_Work instructions_: In the listing that follows, copy out each line that includes the word "trapezius".

★ ★ ★ ★ ★ ★ ★

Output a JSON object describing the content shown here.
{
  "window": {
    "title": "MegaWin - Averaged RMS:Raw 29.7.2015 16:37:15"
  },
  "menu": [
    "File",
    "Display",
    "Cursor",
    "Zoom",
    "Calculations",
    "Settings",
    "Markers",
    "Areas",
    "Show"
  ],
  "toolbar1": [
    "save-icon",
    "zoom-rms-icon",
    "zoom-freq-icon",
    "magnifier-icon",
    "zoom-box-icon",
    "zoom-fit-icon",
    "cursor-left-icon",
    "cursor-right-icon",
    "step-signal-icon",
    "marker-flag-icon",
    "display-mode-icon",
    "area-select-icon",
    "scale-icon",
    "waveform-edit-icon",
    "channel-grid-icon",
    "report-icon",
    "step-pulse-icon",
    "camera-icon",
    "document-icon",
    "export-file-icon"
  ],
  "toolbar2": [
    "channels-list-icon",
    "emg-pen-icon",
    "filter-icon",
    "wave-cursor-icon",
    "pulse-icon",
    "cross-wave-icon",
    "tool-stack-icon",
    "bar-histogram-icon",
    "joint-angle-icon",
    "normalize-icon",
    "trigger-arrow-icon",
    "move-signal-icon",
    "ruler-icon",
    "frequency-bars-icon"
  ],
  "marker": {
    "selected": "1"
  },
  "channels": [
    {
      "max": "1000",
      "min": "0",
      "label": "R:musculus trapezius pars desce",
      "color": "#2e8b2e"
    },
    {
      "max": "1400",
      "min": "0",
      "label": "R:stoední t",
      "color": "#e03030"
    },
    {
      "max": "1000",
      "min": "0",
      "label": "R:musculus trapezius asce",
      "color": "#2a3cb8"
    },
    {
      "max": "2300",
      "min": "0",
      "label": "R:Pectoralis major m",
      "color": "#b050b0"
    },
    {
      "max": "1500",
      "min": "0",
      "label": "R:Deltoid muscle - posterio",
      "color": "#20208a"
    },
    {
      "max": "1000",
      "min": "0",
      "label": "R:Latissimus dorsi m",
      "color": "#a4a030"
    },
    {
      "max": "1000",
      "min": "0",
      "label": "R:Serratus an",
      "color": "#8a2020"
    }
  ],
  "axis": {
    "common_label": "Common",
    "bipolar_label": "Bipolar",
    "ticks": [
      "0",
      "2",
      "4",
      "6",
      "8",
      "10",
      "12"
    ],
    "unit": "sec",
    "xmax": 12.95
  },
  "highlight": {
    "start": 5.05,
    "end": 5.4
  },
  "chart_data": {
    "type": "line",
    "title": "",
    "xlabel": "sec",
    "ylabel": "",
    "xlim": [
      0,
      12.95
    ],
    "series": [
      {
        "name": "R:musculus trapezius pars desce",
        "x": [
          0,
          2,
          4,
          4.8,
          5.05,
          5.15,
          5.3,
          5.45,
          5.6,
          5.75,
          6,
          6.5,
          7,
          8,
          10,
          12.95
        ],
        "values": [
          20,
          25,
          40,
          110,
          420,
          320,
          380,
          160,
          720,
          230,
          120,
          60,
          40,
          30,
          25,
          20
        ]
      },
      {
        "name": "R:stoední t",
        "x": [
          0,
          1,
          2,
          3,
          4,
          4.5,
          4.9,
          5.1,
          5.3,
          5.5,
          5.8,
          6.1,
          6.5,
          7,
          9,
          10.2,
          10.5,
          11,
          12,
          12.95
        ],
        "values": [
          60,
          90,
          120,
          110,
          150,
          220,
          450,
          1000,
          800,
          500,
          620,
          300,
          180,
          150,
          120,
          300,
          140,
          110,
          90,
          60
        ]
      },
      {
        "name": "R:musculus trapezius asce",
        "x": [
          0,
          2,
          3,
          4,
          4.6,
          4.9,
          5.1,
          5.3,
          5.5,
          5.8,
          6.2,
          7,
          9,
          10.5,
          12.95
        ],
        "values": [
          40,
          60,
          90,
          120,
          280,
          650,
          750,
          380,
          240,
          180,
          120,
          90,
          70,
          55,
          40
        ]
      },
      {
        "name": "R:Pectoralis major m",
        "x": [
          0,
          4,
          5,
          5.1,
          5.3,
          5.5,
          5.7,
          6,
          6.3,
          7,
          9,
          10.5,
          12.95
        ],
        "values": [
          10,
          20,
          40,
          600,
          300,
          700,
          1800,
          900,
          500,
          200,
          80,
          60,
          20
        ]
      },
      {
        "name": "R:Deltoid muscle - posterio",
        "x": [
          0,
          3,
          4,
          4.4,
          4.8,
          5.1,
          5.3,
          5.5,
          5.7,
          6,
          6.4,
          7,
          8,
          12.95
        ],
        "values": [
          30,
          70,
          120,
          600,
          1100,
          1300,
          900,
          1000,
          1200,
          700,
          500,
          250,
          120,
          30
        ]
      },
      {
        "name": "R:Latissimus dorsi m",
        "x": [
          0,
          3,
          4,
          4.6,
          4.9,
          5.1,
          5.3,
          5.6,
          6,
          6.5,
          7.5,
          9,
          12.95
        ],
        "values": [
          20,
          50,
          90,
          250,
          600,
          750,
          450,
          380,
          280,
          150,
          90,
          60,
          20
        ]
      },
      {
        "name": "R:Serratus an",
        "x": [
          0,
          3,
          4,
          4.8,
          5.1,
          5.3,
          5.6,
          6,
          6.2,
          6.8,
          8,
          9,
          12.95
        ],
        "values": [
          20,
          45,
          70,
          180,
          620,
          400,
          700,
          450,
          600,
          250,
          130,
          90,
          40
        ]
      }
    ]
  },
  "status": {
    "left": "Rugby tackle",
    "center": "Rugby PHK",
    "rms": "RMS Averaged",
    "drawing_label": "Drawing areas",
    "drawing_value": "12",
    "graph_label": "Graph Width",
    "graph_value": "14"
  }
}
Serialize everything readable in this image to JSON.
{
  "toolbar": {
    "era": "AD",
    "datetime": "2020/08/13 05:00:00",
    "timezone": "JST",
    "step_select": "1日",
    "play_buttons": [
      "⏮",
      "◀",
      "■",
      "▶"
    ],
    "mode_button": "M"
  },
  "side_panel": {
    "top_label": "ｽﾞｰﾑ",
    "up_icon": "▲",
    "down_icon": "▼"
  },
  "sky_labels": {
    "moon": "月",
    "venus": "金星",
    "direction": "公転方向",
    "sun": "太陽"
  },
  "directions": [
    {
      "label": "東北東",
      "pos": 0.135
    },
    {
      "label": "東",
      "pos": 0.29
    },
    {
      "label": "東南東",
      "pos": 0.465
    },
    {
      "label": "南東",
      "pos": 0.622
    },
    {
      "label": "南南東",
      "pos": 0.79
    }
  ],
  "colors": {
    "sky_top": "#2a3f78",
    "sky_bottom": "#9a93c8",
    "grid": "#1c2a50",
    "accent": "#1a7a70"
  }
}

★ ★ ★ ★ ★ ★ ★

_Response_:
      "label": "R:musculus trapezius pars desce",
      "label": "R:musculus trapezius asce",
        "name": "R:musculus trapezius pars desce",
        "name": "R:musculus trapezius asce",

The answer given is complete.